Johns Hopkins Mobile App Helps Physicians Identify Common Sleep Disorders
Each year, only a fraction of sleep disorder sufferers are diagnosed and receive the care they need, even if they’re already seeing other doctors, such as a primary care physician.
Experts from the Johns Hopkins Center for Sleep hope to help patients get a better night’s sleep by providing healthcare staff members with a basic educational tool on their smartphones.
Called MySleep101, the mobile learning application offers providers who are not experts in sleep disorders information on how to screen and counsel patients experiencing sleepless nights. Doctors, nurses, and other care providers can access basic information about the seven most common disorders associated with poor sleep quality: restless legs syndrome, hypersomnia, insomnia, sleep apnea, circadian rhythm disorders, parasomnia, and post-traumatic stress disorder.
Neurologists and board-certified sleep physicians Charlene Gamaldo, MD, and Rachel Salas, MD, developed the app with an interdisciplinary team that included experts in graphic design, animation, software development, and behavioral sleep medicine. The goal of the app is to provide critically relevant information in an easily accessible format that appeals to providers who are more likely to use their cellphones and tablets as medical tools.
“Not everyone has the time or interest to get certified in sleep medicine,” says Gamaldo, medical director of the Johns Hopkins Center for Sleep, in a release. “Nonetheless, this app can serve as a novel tool that allows all providers to supply important sleep information to patients in a way that is conducive to their work and learning preferences.”
The educational tool consists of short video clips that educate healthcare providers and consumers on the basic concepts of sleep and findings from recent scientific research. The lectures, which use the real voices of Gamaldo and Salas, are delivered by avatars of the two doctors. Animated characters communicate essential clinical features, symptoms, and risk factors associated with specific sleep disorders, plus treatment and management strategies physicians can recommend to patients. However, the experts caution, the app is an educational—not diagnostic—tool, and physicians should refer patients with suspected sleep disorder cases to board-certified sleep specialists.
“If you’re hungry or thirsty, your body emits signals to alert you to the problem, though it cannot make you eat,” says Salas. “But if you are tired, your body can force you to sleep, no matter what you are doing. This can present a huge problem for individuals who are behind the wheel of a motor vehicle or who are involved in delicate procedures.”
Recommended sleep practices described in the mobile app can improve patients’ health outcomes. Such interventions include putting a standard sleep schedule into practice and turning off electronic devices in the hours prior to bed, in an effort to decrease melatonin triggers due to light emanating from technology screens.
In addition to improving the sleep and overall health of patients, Gamaldo and Salas hope the application will be a tool used by their peers to improve their own sleep habits. Studies suggest that care providers who regularly follow healthy lifestyle practices, such as getting the recommended amount of sleep, are more likely to solicit and counsel their patients on these behaviors.

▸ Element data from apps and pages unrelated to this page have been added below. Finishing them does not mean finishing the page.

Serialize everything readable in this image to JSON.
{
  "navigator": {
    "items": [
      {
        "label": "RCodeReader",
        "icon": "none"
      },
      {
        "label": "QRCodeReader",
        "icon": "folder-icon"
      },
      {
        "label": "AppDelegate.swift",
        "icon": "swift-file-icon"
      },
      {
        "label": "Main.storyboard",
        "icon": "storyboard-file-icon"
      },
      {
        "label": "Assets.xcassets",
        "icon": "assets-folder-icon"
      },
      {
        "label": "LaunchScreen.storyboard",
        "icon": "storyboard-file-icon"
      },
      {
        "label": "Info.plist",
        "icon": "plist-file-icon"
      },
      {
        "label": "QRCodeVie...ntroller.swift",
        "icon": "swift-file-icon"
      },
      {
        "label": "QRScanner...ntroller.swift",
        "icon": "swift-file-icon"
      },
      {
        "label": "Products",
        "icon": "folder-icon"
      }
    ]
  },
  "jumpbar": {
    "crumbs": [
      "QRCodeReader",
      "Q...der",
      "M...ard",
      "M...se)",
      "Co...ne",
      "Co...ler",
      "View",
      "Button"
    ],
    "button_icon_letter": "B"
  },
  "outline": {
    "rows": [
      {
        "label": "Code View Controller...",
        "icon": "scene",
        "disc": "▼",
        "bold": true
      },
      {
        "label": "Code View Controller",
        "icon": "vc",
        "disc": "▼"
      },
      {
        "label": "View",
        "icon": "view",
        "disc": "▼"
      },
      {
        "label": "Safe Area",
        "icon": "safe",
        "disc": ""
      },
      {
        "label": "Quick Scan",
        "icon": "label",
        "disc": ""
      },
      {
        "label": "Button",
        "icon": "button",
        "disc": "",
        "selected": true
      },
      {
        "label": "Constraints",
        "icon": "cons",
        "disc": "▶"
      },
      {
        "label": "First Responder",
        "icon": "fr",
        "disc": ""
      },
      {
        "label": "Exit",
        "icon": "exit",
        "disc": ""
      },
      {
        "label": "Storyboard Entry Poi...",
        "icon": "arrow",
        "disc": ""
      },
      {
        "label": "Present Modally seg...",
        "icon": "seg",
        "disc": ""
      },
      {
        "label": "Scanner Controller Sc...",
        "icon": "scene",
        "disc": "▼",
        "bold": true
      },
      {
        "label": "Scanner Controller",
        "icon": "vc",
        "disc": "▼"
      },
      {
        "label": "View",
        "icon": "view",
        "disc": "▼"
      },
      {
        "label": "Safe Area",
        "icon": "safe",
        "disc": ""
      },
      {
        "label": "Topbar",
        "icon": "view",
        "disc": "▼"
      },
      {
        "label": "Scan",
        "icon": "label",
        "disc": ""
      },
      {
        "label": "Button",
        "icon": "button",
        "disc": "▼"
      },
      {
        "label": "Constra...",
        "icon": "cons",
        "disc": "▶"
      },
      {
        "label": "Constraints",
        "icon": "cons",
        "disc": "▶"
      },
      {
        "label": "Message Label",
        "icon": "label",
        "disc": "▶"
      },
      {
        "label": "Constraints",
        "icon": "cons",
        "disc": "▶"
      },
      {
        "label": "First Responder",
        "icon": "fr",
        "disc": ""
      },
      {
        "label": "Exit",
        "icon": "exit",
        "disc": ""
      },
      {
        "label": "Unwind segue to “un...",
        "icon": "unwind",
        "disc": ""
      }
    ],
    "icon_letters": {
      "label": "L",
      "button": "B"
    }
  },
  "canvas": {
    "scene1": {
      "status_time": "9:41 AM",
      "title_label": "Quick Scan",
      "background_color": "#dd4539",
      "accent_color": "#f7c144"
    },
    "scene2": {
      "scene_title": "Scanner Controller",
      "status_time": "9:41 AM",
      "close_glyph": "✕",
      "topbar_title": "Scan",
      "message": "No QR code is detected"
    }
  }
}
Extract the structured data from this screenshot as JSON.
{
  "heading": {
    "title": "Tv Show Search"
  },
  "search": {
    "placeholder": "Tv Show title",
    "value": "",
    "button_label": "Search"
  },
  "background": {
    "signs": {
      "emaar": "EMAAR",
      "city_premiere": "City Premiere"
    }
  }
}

“We need to make sleep a priority for our patients and ourselves,” says Salas. “Our goal is to educate our colleagues that sleep is important and that it impacts our patients’ quality of life and morbidities.”
The mobile application is offered in the App Store for iOS devices at a cost of $3.99 for individual purchase, and at a discounted bulk rate. A demo of the application, titled MySleep101 Lite, is available for free. Both apps are distributed to the public through the Johns Hopkins Technology Ventures office.